I am sure every pet owner has looked at the back of a bag of pet food and wondered what guaranteed analysis actually meant and what information it conveys.
When I started my nutrition journey a while back I was more surprised by what it doesn’t tell you. It’s definitely one of the first places people are looking to see how much protein, fat, fiber etc the food has. For example, cats are true carnivores which means they should be on the highest protein source of food possible. I can look at two different foods and see that No 1 says that is has a minimum of 36% of protein and No 2 says that it has 11% protein. So according to this most people would think No 1 is better and buy it.
Sample Guaranteed Analysis 1:
|Crude Protein||36.0% min|
|Crude Fat||20.0% min|
|Crude Fiber||3.5% max|
|Omega 3 Fatty Acids*||0.75% min|
|Omega 6 Fatty Acids*||3.5% min|
Sample Guaranteed Analysis 2:
|Crude Protein||11.0% min|
|Crude Fat||7.5% min|
|Crude Fiber||1.5% max|
What the guaranteed analysis does not take in account is the moisture content! Pet owners must always take this into account to have an accurate percentage of fat, protein, fiber etc. The amount of water significantly affects these values. This is because most pet food companies display these nutrients by what are called “as fed” nutrients rather than a “dry matter” basis.
“As fed” just means that the values were calculated directly and “dry matter” means that they took the moisture out of the formula so you know exactly what you are getting instead of basically a “watered down” version.
So now if I told you that these percentages were based on an as fed formula versus the dry matter one would you believe that No 1 is a dry cat food and No 2 is a canned food. You better believe that canned food will almost always be higher in protein but because they are using the “watered down” version it is very deceiving because canned food is higher in water content.

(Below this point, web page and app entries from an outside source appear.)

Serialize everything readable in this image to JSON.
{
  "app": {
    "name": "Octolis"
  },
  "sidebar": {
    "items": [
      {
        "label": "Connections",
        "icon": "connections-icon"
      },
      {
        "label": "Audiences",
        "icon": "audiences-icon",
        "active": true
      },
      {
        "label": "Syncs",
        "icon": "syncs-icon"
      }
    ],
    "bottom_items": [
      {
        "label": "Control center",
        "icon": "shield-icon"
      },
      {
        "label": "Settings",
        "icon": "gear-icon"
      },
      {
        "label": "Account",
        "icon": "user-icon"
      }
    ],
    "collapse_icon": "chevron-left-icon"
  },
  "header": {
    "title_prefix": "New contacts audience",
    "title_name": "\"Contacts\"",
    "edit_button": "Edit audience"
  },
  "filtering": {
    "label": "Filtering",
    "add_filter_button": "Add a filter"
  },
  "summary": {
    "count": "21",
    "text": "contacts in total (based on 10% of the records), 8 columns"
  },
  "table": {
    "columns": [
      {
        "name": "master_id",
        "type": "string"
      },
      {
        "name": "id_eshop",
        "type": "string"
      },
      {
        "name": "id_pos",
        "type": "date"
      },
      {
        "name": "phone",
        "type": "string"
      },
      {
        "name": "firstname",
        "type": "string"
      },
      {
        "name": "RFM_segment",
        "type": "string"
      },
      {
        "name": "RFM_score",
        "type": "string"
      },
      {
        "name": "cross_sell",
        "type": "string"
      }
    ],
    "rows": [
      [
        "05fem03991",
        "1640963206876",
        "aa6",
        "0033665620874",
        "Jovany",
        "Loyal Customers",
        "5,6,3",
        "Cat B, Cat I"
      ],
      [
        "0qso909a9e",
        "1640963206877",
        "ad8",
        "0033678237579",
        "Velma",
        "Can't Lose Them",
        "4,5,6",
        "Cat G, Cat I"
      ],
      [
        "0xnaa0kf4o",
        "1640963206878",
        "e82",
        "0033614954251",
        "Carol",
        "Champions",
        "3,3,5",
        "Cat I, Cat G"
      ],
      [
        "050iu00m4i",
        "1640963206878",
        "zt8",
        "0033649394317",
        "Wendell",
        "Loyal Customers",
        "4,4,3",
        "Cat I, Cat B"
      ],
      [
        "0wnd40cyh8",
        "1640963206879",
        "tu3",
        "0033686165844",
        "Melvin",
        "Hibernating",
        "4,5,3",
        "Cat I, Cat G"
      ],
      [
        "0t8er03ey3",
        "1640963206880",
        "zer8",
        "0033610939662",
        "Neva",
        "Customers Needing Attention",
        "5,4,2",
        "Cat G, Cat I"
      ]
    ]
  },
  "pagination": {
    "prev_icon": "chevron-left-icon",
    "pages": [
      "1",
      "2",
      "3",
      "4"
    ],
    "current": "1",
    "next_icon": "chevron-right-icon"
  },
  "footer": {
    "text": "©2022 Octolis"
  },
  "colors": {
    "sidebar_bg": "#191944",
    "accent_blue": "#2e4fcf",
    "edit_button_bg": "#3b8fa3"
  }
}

So what can pet owners do!?
A lot! Pet food companies know how much influence the pet owner population has, so some companies are changing their nutrition information to include the dry matter basis. Look at the back of your bag, can, chub, tub, etc and see if has a DM (Dry Matter) or AF (As Fed). If you really want to know how much protein, fat, fiber, etc, it is completely OK to call the company and ask. Most reputable pet food companies have a veterinary nutritionist on board that can help you decipher this information. If the company does not and/or gives you the runaround you may want to think twice about the food you are feeding. Also call your veterinarian and ask to speak to a staff member specifically regarding this. Here at Oakview Veterinary Medical Center, we understand how important this can be in your pet’s health. Many clinics employ at least one technician or doctor that has an expanded knowledge on nutrition.
Don’t ever underestimate the power of nutrition!
by Angel Blenker
Angel graduated from Madison Area Technical College in 2004 with a Veterinary Technology degree and received her certification same year. She joined us in 2006 and became our lead technician in 2008. Angel goes to numerous continuing education events including the Western Veterinary Conference in Las Vegas. Her special interests include alternative modalities and nutrition. She is available for nutrition consults. Angel and her husband, Kris share their house with Jerry an 8 year old DSH and Leo who is a 7 year old Dalmatian. Angel loves spending time with her family and animals. When Angel has spare time she enjoys volunteering, traveling or reading a good book.